He continued, “I’m far from being a doctor, [and]I haven’t applied or thought about medical school, but I think the core principles are there. Finding a job or doing work that creates a more socially and just and equal society for everyone, doing work that continues to advocate on behalf of underrepresented and disenfranchised communities. And I find that the work that I’m doing in the day-to-day, but also in my other hats outside of my job here is very fulfilling work and really matching it and resonating with those principles and values.”
The victory also marked the most significant election win ever for Cendana, who, in addition to holding the vice presidency for UCLA’s student government, was also president of the United States Student Association. According to Cendana, though, he was quick to thank the two people who have been there continually for him on his extraordinary journey.
“The first person that I called [after winning the election]was my mom,” admitted Cendana. “I said, ‘Mom, you won’t believe what just happened.’ This is exciting.

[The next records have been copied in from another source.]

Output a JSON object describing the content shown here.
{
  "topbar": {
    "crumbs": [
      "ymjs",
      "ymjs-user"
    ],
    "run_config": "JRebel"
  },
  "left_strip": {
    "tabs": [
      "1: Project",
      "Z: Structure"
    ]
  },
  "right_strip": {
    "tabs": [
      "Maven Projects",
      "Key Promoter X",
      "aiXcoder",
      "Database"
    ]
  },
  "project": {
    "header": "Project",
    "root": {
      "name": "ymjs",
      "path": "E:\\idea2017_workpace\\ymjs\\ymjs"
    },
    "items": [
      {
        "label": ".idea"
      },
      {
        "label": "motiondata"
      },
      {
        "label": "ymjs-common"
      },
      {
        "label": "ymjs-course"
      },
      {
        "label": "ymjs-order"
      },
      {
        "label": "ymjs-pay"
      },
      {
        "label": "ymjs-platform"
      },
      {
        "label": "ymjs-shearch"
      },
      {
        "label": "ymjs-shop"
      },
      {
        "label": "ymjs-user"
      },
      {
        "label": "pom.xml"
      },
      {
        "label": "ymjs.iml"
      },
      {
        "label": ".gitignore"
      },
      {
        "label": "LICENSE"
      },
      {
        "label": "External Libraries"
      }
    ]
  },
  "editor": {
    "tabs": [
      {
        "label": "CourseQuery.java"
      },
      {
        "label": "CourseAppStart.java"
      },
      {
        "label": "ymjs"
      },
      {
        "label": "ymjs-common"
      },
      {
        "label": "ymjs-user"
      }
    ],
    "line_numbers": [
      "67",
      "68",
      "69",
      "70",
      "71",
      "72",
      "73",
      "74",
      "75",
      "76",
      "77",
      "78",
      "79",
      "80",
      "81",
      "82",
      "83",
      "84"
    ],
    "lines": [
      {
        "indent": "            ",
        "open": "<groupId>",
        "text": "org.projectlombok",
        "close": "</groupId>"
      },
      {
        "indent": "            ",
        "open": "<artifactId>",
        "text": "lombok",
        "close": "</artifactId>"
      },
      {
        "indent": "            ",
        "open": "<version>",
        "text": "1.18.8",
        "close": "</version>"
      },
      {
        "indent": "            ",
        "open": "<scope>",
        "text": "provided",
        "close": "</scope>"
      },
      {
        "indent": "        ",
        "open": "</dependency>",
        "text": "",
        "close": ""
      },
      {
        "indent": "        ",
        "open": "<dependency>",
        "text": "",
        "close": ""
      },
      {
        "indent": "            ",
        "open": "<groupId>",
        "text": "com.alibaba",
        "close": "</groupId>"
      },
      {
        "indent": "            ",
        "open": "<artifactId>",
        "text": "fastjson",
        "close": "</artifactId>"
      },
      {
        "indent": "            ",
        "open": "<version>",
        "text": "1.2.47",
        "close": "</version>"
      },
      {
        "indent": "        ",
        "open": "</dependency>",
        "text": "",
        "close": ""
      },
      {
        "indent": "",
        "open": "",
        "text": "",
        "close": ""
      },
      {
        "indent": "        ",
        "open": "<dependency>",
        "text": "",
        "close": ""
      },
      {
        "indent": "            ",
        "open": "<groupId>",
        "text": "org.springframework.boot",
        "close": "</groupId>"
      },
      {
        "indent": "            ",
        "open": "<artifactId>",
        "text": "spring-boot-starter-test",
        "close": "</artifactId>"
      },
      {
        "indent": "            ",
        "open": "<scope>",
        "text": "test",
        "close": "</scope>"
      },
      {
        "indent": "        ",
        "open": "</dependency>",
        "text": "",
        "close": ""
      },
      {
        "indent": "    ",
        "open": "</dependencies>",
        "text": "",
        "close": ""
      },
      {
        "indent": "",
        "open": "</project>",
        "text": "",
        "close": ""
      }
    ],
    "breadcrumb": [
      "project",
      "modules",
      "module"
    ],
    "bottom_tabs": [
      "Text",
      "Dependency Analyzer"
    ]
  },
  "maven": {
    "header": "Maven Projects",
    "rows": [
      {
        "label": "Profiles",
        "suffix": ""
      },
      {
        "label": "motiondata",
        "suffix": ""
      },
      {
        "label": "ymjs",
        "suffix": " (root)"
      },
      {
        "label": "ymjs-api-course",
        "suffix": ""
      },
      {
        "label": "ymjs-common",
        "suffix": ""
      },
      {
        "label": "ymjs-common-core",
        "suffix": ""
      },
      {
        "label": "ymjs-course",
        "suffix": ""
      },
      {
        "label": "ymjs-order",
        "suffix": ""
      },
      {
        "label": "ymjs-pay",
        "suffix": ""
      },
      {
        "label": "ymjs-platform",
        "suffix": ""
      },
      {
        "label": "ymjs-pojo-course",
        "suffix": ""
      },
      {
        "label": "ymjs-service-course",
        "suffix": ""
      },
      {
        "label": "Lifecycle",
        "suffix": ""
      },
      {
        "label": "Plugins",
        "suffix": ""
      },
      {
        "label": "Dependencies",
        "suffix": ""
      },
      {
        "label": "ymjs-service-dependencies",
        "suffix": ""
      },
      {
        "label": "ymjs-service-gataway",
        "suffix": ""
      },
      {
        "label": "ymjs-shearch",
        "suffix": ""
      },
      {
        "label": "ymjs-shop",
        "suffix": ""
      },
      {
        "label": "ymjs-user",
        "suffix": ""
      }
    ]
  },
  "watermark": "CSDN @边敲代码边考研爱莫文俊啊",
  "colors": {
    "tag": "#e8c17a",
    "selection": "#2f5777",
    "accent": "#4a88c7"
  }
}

Cendana also called close friend and business partner Carmen Berkley, who was slated to be his campaign manager before a prolonged business trip took her out of town. Now that he is a delegate, Cendana will work closely with Brinkley to bring about change in the District.
“I’m looking forward to figuring out how we can use this opportunity as a platform to discuss the numerous issues that impact various communities here in DC,” said Cendana. “There are a lot of things to be talked about and to be done. How are we as a community able to foster and support safe places for everyone, especially LGBT folks and LGBT youth? How are we being proactive in addressing these issues? I think there are lots of people that have different ideas and different options about how to do that, and I’d like to figure out how we can push those ideas and see them come to fruition.”
When Cendana, Barry and the other delegates make the trip to Charlotte, North Carolina for the convention in September, their priority will be to speak with the rest of the country about establishing DC as a state and obtaining DC voting rights in Congress. Cendana intends to use the time to speak on other pressing issues as well.
“I am lucky to come from and represent various communities,” said Cendana, “and I want to figure out how we can uplift those voices and have a platform and a space to have dialog and conversation around how we can push the [Democratic] Party to be better.”